It happens every winter olympics, complaints about prejudice in judging the finals in figure skating. It happened again last night when the favorite and last olympic gold medalist, South Korea's Kim Yu-Na lost to Russia's Adelina Sotnikova. The South Koreans were furious claiming questionable judging.
What else is new? I'd bet all of us have watched enough olympic figure skating over the years to come to our own conclusions about who did best. Who was most graceful, strongest, fastest, had higher jumps and tighter spins. Who tripped, who didn't. But what the actual judges look for is whimsical to most of us and as an IOC spokesman said, "this matter over the judging is a "purely hypothetical thing."
What's different this time is that the judges individual ballots or judging sheets are anonymous.
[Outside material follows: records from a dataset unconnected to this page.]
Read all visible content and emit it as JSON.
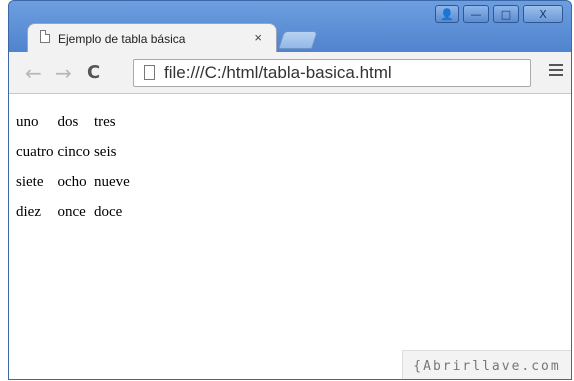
{
  "tab": {
    "title": "Ejemplo de tabla básica",
    "close_glyph": "×"
  },
  "toolbar": {
    "back_glyph": "←",
    "forward_glyph": "→",
    "reload_glyph": "C",
    "url": "file:///C:/html/tabla-basica.html"
  },
  "window": {
    "user_glyph": "👤",
    "minimize_glyph": "—",
    "maximize_glyph": "□",
    "close_glyph": "X"
  },
  "table": {
    "rows": [
      [
        "uno",
        "dos",
        "tres"
      ],
      [
        "cuatro",
        "cinco",
        "seis"
      ],
      [
        "siete",
        "ocho",
        "nueve"
      ],
      [
        "diez",
        "once",
        "doce"
      ]
    ]
  },
  "watermark": "{Abrirllave.com"
}
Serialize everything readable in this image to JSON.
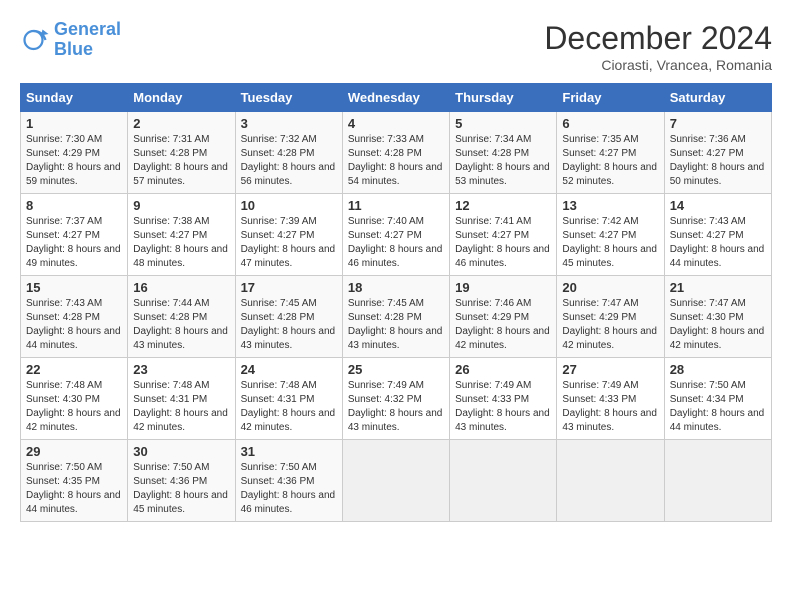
{
  "header": {
    "logo_line1": "General",
    "logo_line2": "Blue",
    "title": "December 2024",
    "subtitle": "Ciorasti, Vrancea, Romania"
  },
  "days_of_week": [
    "Sunday",
    "Monday",
    "Tuesday",
    "Wednesday",
    "Thursday",
    "Friday",
    "Saturday"
  ],
  "weeks": [
    [
      {
        "day": "1",
        "sunrise": "7:30 AM",
        "sunset": "4:29 PM",
        "daylight": "8 hours and 59 minutes."
      },
      {
        "day": "2",
        "sunrise": "7:31 AM",
        "sunset": "4:28 PM",
        "daylight": "8 hours and 57 minutes."
      },
      {
        "day": "3",
        "sunrise": "7:32 AM",
        "sunset": "4:28 PM",
        "daylight": "8 hours and 56 minutes."
      },
      {
        "day": "4",
        "sunrise": "7:33 AM",
        "sunset": "4:28 PM",
        "daylight": "8 hours and 54 minutes."
      },
      {
        "day": "5",
        "sunrise": "7:34 AM",
        "sunset": "4:28 PM",
        "daylight": "8 hours and 53 minutes."
      },
      {
        "day": "6",
        "sunrise": "7:35 AM",
        "sunset": "4:27 PM",
        "daylight": "8 hours and 52 minutes."
      },
      {
        "day": "7",
        "sunrise": "7:36 AM",
        "sunset": "4:27 PM",
        "daylight": "8 hours and 50 minutes."
      }
    ],
    [
      {
        "day": "8",
        "sunrise": "7:37 AM",
        "sunset": "4:27 PM",
        "daylight": "8 hours and 49 minutes."
      },
      {
        "day": "9",
        "sunrise": "7:38 AM",
        "sunset": "4:27 PM",
        "daylight": "8 hours and 48 minutes."
      },
      {
        "day": "10",
        "sunrise": "7:39 AM",
        "sunset": "4:27 PM",
        "daylight": "8 hours and 47 minutes."
      },
      {
        "day": "11",
        "sunrise": "7:40 AM",
        "sunset": "4:27 PM",
        "daylight": "8 hours and 46 minutes."
      },
      {
        "day": "12",
        "sunrise": "7:41 AM",
        "sunset": "4:27 PM",
        "daylight": "8 hours and 46 minutes."
      },
      {
        "day": "13",
        "sunrise": "7:42 AM",
        "sunset": "4:27 PM",
        "daylight": "8 hours and 45 minutes."
      },
      {
        "day": "14",
        "sunrise": "7:43 AM",
        "sunset": "4:27 PM",
        "daylight": "8 hours and 44 minutes."
      }
    ],
    [
      {
        "day": "15",
        "sunrise": "7:43 AM",
        "sunset": "4:28 PM",
        "daylight": "8 hours and 44 minutes."
      },
      {
        "day": "16",
        "sunrise": "7:44 AM",
        "sunset": "4:28 PM",
        "daylight": "8 hours and 43 minutes."
      },
      {
        "day": "17",
        "sunrise": "7:45 AM",
        "sunset": "4:28 PM",
        "daylight": "8 hours and 43 minutes."
      },
      {
        "day": "18",
        "sunrise": "7:45 AM",
        "sunset": "4:28 PM",
        "daylight": "8 hours and 43 minutes."
      },
      {
        "day": "19",
        "sunrise": "7:46 AM",
        "sunset": "4:29 PM",
        "daylight": "8 hours and 42 minutes."
      },
      {
        "day": "20",
        "sunrise": "7:47 AM",
        "sunset": "4:29 PM",
        "daylight": "8 hours and 42 minutes."
      },
      {
        "day": "21",
        "sunrise": "7:47 AM",
        "sunset": "4:30 PM",
        "daylight": "8 hours and 42 minutes."
      }
    ],
    [
      {
        "day": "22",
        "sunrise": "7:48 AM",
        "sunset": "4:30 PM",
        "daylight": "8 hours and 42 minutes."
      },
      {
        "day": "23",
        "sunrise": "7:48 AM",
        "sunset": "4:31 PM",
        "daylight": "8 hours and 42 minutes."
      },
      {
        "day": "24",
        "sunrise": "7:48 AM",
        "sunset": "4:31 PM",
        "daylight": "8 hours and 42 minutes."
      },
      {
        "day": "25",
        "sunrise": "7:49 AM",
        "sunset": "4:32 PM",
        "daylight": "8 hours and 43 minutes."
      },
      {
        "day": "26",
        "sunrise": "7:49 AM",
        "sunset": "4:33 PM",
        "daylight": "8 hours and 43 minutes."
      },
      {
        "day": "27",
        "sunrise": "7:49 AM",
        "sunset": "4:33 PM",
        "daylight": "8 hours and 43 minutes."
      },
      {
        "day": "28",
        "sunrise": "7:50 AM",
        "sunset": "4:34 PM",
        "daylight": "8 hours and 44 minutes."
      }
    ],
    [
      {
        "day": "29",
        "sunrise": "7:50 AM",
        "sunset": "4:35 PM",
        "daylight": "8 hours and 44 minutes."
      },
      {
        "day": "30",
        "sunrise": "7:50 AM",
        "sunset": "4:36 PM",
        "daylight": "8 hours and 45 minutes."
      },
      {
        "day": "31",
        "sunrise": "7:50 AM",
        "sunset": "4:36 PM",
        "daylight": "8 hours and 46 minutes."
      },
      null,
      null,
      null,
      null
    ]
  ]
}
Other years one judge or another may have been singled out because their ballots had their names on them.
But judge for yourself. I really don't care that much, it seems like such a closed club anyway.
One of the nine judges who picked a young Russian skater over two more refined competitors for the Olympic gold medal Thursday night was suspended for a year for trying to fix an event at the 1998 Winter Olympics in Nagano.
And another is the wife of the former president and current general director of the Russian figure skating federation. Another Olympics, another huge skating controversy involving the countries of the former Soviet Union.